# [INSTRUCTIONS TO FOLLOW]
Produce all the records again exactly as they stand.

········

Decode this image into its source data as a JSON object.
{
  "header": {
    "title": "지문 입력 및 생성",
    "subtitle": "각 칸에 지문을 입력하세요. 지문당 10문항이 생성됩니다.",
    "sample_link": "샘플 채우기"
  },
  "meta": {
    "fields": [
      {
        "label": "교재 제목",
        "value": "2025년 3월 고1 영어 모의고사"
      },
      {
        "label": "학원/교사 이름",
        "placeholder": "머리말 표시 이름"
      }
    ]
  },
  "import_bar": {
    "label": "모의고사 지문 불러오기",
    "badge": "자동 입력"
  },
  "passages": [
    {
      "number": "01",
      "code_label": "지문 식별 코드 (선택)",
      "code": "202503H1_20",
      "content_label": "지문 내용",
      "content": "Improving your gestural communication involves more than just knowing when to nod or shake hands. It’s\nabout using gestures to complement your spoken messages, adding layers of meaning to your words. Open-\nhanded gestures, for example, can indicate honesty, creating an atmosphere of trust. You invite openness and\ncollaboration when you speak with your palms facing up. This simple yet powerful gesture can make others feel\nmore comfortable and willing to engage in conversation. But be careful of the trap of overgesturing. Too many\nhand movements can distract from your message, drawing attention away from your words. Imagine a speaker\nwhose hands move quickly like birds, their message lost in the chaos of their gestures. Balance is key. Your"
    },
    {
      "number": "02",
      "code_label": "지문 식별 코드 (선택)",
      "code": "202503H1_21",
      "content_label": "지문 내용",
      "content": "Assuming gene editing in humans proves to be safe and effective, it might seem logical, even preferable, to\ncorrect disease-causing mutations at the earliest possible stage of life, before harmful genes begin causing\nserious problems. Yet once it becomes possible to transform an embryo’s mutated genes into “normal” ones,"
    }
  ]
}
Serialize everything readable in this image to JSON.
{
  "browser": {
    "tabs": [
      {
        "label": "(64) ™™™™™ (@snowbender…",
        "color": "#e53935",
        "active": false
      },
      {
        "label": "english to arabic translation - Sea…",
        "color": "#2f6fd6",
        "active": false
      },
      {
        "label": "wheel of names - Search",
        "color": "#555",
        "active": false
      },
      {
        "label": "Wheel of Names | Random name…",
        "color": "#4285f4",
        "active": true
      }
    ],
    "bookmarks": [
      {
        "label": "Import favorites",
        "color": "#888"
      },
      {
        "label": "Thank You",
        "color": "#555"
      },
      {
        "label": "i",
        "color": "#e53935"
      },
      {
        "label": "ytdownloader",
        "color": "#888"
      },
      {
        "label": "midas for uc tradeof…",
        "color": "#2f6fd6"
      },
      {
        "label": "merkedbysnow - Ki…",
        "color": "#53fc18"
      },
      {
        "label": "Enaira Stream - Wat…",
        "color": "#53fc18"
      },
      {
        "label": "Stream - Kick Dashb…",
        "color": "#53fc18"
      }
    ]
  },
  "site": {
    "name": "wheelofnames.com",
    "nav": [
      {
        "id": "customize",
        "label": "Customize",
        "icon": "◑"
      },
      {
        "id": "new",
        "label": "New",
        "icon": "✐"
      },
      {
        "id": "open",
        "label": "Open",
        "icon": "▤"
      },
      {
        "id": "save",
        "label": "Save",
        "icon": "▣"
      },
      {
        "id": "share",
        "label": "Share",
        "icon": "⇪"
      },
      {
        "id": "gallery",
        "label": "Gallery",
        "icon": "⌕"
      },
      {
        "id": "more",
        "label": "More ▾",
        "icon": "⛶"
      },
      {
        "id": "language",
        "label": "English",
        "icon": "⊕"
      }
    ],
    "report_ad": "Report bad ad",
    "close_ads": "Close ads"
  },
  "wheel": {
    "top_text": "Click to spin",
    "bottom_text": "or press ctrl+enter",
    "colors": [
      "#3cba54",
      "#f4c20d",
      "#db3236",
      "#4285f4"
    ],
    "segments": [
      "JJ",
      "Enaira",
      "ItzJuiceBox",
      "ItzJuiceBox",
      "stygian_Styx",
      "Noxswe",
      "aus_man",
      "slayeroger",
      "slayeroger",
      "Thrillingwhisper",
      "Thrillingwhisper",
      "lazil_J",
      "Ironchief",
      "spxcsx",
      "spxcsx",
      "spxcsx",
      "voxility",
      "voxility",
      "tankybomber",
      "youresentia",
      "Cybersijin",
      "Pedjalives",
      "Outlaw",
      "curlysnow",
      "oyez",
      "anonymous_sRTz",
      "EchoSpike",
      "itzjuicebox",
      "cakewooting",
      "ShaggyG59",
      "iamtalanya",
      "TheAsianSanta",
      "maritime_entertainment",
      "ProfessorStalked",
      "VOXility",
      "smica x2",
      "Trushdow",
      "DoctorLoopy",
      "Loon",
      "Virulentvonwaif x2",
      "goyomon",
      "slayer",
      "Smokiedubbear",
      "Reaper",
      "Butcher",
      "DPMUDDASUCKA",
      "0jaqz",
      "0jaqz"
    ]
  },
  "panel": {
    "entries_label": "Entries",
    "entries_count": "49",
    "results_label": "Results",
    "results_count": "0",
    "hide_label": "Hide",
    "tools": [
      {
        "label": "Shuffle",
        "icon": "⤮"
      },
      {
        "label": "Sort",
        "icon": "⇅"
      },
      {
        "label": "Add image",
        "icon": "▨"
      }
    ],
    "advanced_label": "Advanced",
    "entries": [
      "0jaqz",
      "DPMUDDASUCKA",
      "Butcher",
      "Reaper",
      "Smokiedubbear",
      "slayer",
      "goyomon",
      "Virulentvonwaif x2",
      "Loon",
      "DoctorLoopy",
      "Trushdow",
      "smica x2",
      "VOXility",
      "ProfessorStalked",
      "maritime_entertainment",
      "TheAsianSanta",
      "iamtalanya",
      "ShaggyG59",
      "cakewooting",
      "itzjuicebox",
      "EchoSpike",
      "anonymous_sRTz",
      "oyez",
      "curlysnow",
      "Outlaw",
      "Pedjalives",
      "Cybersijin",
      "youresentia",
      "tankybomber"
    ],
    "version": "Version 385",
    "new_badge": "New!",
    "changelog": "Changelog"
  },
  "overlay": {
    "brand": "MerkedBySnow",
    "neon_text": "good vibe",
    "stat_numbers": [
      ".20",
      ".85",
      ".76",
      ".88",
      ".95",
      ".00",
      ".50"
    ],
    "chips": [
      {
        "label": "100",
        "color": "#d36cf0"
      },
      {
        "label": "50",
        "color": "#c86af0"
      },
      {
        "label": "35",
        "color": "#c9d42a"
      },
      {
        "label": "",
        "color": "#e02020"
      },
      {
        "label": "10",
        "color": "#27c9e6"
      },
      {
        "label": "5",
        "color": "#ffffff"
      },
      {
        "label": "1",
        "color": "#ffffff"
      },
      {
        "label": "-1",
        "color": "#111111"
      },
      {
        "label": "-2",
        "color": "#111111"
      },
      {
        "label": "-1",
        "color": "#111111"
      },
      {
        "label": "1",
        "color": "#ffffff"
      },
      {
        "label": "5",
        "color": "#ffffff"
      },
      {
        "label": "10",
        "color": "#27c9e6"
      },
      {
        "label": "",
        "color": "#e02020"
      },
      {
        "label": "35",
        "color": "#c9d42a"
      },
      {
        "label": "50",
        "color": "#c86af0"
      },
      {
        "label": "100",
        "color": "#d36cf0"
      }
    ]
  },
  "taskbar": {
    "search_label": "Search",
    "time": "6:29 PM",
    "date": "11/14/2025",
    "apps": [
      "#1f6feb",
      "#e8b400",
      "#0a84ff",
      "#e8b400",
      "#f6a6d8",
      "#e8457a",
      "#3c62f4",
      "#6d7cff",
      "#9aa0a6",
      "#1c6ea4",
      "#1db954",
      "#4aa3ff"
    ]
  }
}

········

# [ANSWER BOX]
Decode this image into its source data as a JSON object.
{
  "header": {
    "title": "지문 입력 및 생성",
    "subtitle": "각 칸에 지문을 입력하세요. 지문당 10문항이 생성됩니다.",
    "sample_link": "샘플 채우기"
  },
  "meta": {
    "fields": [
      {
        "label": "교재 제목",
        "value": "2025년 3월 고1 영어 모의고사"
      },
      {
        "label": "학원/교사 이름",
        "placeholder": "머리말 표시 이름"
      }
    ]
  },
  "import_bar": {
    "label": "모의고사 지문 불러오기",
    "badge": "자동 입력"
  },
  "passages": [
    {
      "number": "01",
      "code_label": "지문 식별 코드 (선택)",
      "code": "202503H1_20",
      "content_label": "지문 내용",
      "content": "Improving your gestural communication involves more than just knowing when to nod or shake hands. It’s\nabout using gestures to complement your spoken messages, adding layers of meaning to your words. Open-\nhanded gestures, for example, can indicate honesty, creating an atmosphere of trust. You invite openness and\ncollaboration when you speak with your palms facing up. This simple yet powerful gesture can make others feel\nmore comfortable and willing to engage in conversation. But be careful of the trap of overgesturing. Too many\nhand movements can distract from your message, drawing attention away from your words. Imagine a speaker\nwhose hands move quickly like birds, their message lost in the chaos of their gestures. Balance is key. Your"
    },
    {
      "number": "02",
      "code_label": "지문 식별 코드 (선택)",
      "code": "202503H1_21",
      "content_label": "지문 내용",
      "content": "Assuming gene editing in humans proves to be safe and effective, it might seem logical, even preferable, to\ncorrect disease-causing mutations at the earliest possible stage of life, before harmful genes begin causing\nserious problems. Yet once it becomes possible to transform an embryo’s mutated genes into “normal” ones,"
    }
  ]
}
Serialize everything readable in this image to JSON.
{
  "browser": {
    "tabs": [
      {
        "label": "(64) ™™™™™ (@snowbender…",
        "color": "#e53935",
        "active": false
      },
      {
        "label": "english to arabic translation - Sea…",
        "color": "#2f6fd6",
        "active": false
      },
      {
        "label": "wheel of names - Search",
        "color": "#555",
        "active": false
      },
      {
        "label": "Wheel of Names | Random name…",
        "color": "#4285f4",
        "active": true
      }
    ],
    "bookmarks": [
      {
        "label": "Import favorites",
        "color": "#888"
      },
      {
        "label": "Thank You",
        "color": "#555"
      },
      {
        "label": "i",
        "color": "#e53935"
      },
      {
        "label": "ytdownloader",
        "color": "#888"
      },
      {
        "label": "midas for uc tradeof…",
        "color": "#2f6fd6"
      },
      {
        "label": "merkedbysnow - Ki…",
        "color": "#53fc18"
      },
      {
        "label": "Enaira Stream - Wat…",
        "color": "#53fc18"
      },
      {
        "label": "Stream - Kick Dashb…",
        "color": "#53fc18"
      }
    ]
  },
  "site": {
    "name": "wheelofnames.com",
    "nav": [
      {
        "id": "customize",
        "label": "Customize",
        "icon": "◑"
      },
      {
        "id": "new",
        "label": "New",
        "icon": "✐"
      },
      {
        "id": "open",
        "label": "Open",
        "icon": "▤"
      },
      {
        "id": "save",
        "label": "Save",
        "icon": "▣"
      },
      {
        "id": "share",
        "label": "Share",
        "icon": "⇪"
      },
      {
        "id": "gallery",
        "label": "Gallery",
        "icon": "⌕"
      },
      {
        "id": "more",
        "label": "More ▾",
        "icon": "⛶"
      },
      {
        "id": "language",
        "label": "English",
        "icon": "⊕"
      }
    ],
    "report_ad": "Report bad ad",
    "close_ads": "Close ads"
  },
  "wheel": {
    "top_text": "Click to spin",
    "bottom_text": "or press ctrl+enter",
    "colors": [
      "#3cba54",
      "#f4c20d",
      "#db3236",
      "#4285f4"
    ],
    "segments": [
      "JJ",
      "Enaira",
      "ItzJuiceBox",
      "ItzJuiceBox",
      "stygian_Styx",
      "Noxswe",
      "aus_man",
      "slayeroger",
      "slayeroger",
      "Thrillingwhisper",
      "Thrillingwhisper",
      "lazil_J",
      "Ironchief",
      "spxcsx",
      "spxcsx",
      "spxcsx",
      "voxility",
      "voxility",
      "tankybomber",
      "youresentia",
      "Cybersijin",
      "Pedjalives",
      "Outlaw",
      "curlysnow",
      "oyez",
      "anonymous_sRTz",
      "EchoSpike",
      "itzjuicebox",
      "cakewooting",
      "ShaggyG59",
      "iamtalanya",
      "TheAsianSanta",
      "maritime_entertainment",
      "ProfessorStalked",
      "VOXility",
      "smica x2",
      "Trushdow",
      "DoctorLoopy",
      "Loon",
      "Virulentvonwaif x2",
      "goyomon",
      "slayer",
      "Smokiedubbear",
      "Reaper",
      "Butcher",
      "DPMUDDASUCKA",
      "0jaqz",
      "0jaqz"
    ]
  },
  "panel": {
    "entries_label": "Entries",
    "entries_count": "49",
    "results_label": "Results",
    "results_count": "0",
    "hide_label": "Hide",
    "tools": [
      {
        "label": "Shuffle",
        "icon": "⤮"
      },
      {
        "label": "Sort",
        "icon": "⇅"
      },
      {
        "label": "Add image",
        "icon": "▨"
      }
    ],
    "advanced_label": "Advanced",
    "entries": [
      "0jaqz",
      "DPMUDDASUCKA",
      "Butcher",
      "Reaper",
      "Smokiedubbear",
      "slayer",
      "goyomon",
      "Virulentvonwaif x2",
      "Loon",
      "DoctorLoopy",
      "Trushdow",
      "smica x2",
      "VOXility",
      "ProfessorStalked",
      "maritime_entertainment",
      "TheAsianSanta",
      "iamtalanya",
      "ShaggyG59",
      "cakewooting",
      "itzjuicebox",
      "EchoSpike",
      "anonymous_sRTz",
      "oyez",
      "curlysnow",
      "Outlaw",
      "Pedjalives",
      "Cybersijin",
      "youresentia",
      "tankybomber"
    ],
    "version": "Version 385",
    "new_badge": "New!",
    "changelog": "Changelog"
  },
  "overlay": {
    "brand": "MerkedBySnow",
    "neon_text": "good vibe",
    "stat_numbers": [
      ".20",
      ".85",
      ".76",
      ".88",
      ".95",
      ".00",
      ".50"
    ],
    "chips": [
      {
        "label": "100",
        "color": "#d36cf0"
      },
      {
        "label": "50",
        "color": "#c86af0"
      },
      {
        "label": "35",
        "color": "#c9d42a"
      },
      {
        "label": "",
        "color": "#e02020"
      },
      {
        "label": "10",
        "color": "#27c9e6"
      },
      {
        "label": "5",
        "color": "#ffffff"
      },
      {
        "label": "1",
        "color": "#ffffff"
      },
      {
        "label": "-1",
        "color": "#111111"
      },
      {
        "label": "-2",
        "color": "#111111"
      },
      {
        "label": "-1",
        "color": "#111111"
      },
      {
        "label": "1",
        "color": "#ffffff"
      },
      {
        "label": "5",
        "color": "#ffffff"
      },
      {
        "label": "10",
        "color": "#27c9e6"
      },
      {
        "label": "",
        "color": "#e02020"
      },
      {
        "label": "35",
        "color": "#c9d42a"
      },
      {
        "label": "50",
        "color": "#c86af0"
      },
      {
        "label": "100",
        "color": "#d36cf0"
      }
    ]
  },
  "taskbar": {
    "search_label": "Search",
    "time": "6:29 PM",
    "date": "11/14/2025",
    "apps": [
      "#1f6feb",
      "#e8b400",
      "#0a84ff",
      "#e8b400",
      "#f6a6d8",
      "#e8457a",
      "#3c62f4",
      "#6d7cff",
      "#9aa0a6",
      "#1c6ea4",
      "#1db954",
      "#4aa3ff"
    ]
  }
}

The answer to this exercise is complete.